Days before the meeting on Tuesday, Director of Public Works and Utilities Eric Lindman and Environmental Engineer Kevin Fabel rejected the notion that environmental issues had any adverse impact on minority or low-income groups. In a memo to PHSC, Lindman quoted Fabel as asserting there were “zero” instances in which minority or low-income groups have been disproportionately affected by environmental consequences in the city. During the PHSC meeting, both Lindman and Fabel stood by their remarks.

Wausau’s record of containing chemical waste and contamination is not impressive, earning the city a spot on the “watchlist” in 2012 from federal agencies until 2015. Lindman did not respond to questions about his and his department’s role in the matter.

City officials, both elected and staff, have struggled to address the contamination and adverse environmental impact in low-income areas where minorities, especially Hmong, live in large numbers.
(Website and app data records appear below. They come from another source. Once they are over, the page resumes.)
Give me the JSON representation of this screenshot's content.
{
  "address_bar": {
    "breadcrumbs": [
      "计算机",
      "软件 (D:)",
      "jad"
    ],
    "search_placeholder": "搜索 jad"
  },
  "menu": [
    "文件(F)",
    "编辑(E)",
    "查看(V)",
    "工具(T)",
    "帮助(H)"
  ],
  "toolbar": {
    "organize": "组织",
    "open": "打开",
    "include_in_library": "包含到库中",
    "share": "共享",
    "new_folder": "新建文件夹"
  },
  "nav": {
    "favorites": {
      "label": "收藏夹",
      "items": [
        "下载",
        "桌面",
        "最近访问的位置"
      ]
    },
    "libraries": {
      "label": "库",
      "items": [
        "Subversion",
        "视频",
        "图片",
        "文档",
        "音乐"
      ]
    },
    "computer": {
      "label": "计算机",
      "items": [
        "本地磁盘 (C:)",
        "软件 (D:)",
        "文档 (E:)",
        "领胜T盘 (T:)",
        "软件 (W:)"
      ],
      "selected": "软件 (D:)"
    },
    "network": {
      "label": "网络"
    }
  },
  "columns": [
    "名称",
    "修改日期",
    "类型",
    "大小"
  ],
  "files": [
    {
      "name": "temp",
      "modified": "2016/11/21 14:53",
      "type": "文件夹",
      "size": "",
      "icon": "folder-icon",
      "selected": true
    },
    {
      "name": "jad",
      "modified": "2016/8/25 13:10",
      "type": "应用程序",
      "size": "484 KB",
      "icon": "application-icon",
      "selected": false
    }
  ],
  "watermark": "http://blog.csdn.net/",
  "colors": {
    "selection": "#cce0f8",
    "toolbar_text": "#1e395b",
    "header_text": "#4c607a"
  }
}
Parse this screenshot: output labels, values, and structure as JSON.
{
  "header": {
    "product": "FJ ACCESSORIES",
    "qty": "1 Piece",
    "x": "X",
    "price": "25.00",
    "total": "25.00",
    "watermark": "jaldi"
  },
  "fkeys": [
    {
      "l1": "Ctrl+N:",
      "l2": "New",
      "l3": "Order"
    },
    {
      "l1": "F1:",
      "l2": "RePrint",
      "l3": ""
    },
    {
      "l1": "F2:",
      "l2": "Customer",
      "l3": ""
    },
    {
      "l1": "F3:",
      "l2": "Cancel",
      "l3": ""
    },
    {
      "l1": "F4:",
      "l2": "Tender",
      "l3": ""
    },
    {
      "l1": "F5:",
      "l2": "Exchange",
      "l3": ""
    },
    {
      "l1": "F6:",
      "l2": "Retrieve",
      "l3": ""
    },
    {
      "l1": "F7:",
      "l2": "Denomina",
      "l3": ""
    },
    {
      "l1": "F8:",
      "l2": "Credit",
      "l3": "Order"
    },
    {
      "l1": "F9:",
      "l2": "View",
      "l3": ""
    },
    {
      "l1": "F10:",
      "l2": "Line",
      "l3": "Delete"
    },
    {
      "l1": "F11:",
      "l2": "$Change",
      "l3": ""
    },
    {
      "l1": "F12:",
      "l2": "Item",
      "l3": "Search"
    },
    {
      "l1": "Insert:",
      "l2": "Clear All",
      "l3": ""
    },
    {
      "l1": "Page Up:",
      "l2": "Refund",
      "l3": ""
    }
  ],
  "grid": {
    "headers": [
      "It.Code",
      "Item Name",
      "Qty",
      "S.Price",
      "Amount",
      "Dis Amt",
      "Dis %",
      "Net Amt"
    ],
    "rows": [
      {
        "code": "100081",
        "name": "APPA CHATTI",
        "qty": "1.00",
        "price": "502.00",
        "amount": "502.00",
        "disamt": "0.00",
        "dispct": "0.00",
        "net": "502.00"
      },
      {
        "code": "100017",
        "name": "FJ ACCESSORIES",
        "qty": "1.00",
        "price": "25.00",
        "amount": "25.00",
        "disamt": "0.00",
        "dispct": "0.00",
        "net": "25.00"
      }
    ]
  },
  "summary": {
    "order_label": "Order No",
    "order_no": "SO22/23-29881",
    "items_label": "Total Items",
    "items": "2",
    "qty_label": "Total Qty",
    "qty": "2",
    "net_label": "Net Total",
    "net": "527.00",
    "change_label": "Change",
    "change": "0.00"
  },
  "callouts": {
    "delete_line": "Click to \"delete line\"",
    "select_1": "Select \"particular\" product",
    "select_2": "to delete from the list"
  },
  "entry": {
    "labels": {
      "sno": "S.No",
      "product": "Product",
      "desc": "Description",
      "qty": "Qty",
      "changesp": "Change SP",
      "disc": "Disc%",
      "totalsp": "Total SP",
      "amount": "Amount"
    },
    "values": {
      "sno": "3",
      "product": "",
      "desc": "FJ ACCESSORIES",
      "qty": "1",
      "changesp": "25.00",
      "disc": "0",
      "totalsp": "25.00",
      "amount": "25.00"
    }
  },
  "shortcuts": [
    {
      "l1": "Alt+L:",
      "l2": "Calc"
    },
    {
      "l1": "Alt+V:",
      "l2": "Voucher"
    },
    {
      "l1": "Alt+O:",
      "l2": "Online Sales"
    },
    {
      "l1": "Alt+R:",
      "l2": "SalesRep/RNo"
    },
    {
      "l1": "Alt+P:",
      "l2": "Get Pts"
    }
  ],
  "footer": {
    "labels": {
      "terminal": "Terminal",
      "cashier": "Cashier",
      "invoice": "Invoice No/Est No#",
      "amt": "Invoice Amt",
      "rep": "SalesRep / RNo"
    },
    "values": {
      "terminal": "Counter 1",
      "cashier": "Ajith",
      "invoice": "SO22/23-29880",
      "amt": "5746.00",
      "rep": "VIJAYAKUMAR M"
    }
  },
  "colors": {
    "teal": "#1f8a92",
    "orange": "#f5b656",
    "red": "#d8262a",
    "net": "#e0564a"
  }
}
They also have a history of opposing testing of sites that have been identified as contaminated and failing to disclose cleanup plans to the public in a timely manner.

Since 2019, there have been five new DNR Environmental Repair Program (ERP) sites listed in Wausau, three of which have been in the Thomas Street neighborhood. All five are in low-income areas. 

The city’s own application to the Environmental Protection Agency for a $200,000 Brownfields Planning Grant points specifically to the disproportionately high numbers of minority residents affected by environmental challenges in Wausau. The grant, signed by then-Economic Development Director Ann Werth, sought $200,000 in federal funding for environmental cleanup in the district based in part of the demographic makeup of the Census Tract. Additionally, the application noted that contamination from the Wauleco site is alleged to have resulted in the deaths of multiple residents. 

Damakant Jayshi is a reporter for Wausau Pilot & Review. He is also a corps member with Report for America, an initiative of GroundTruth Project that places journalists into local newsrooms. Reach him at damakant@wausaupilotandreview.com.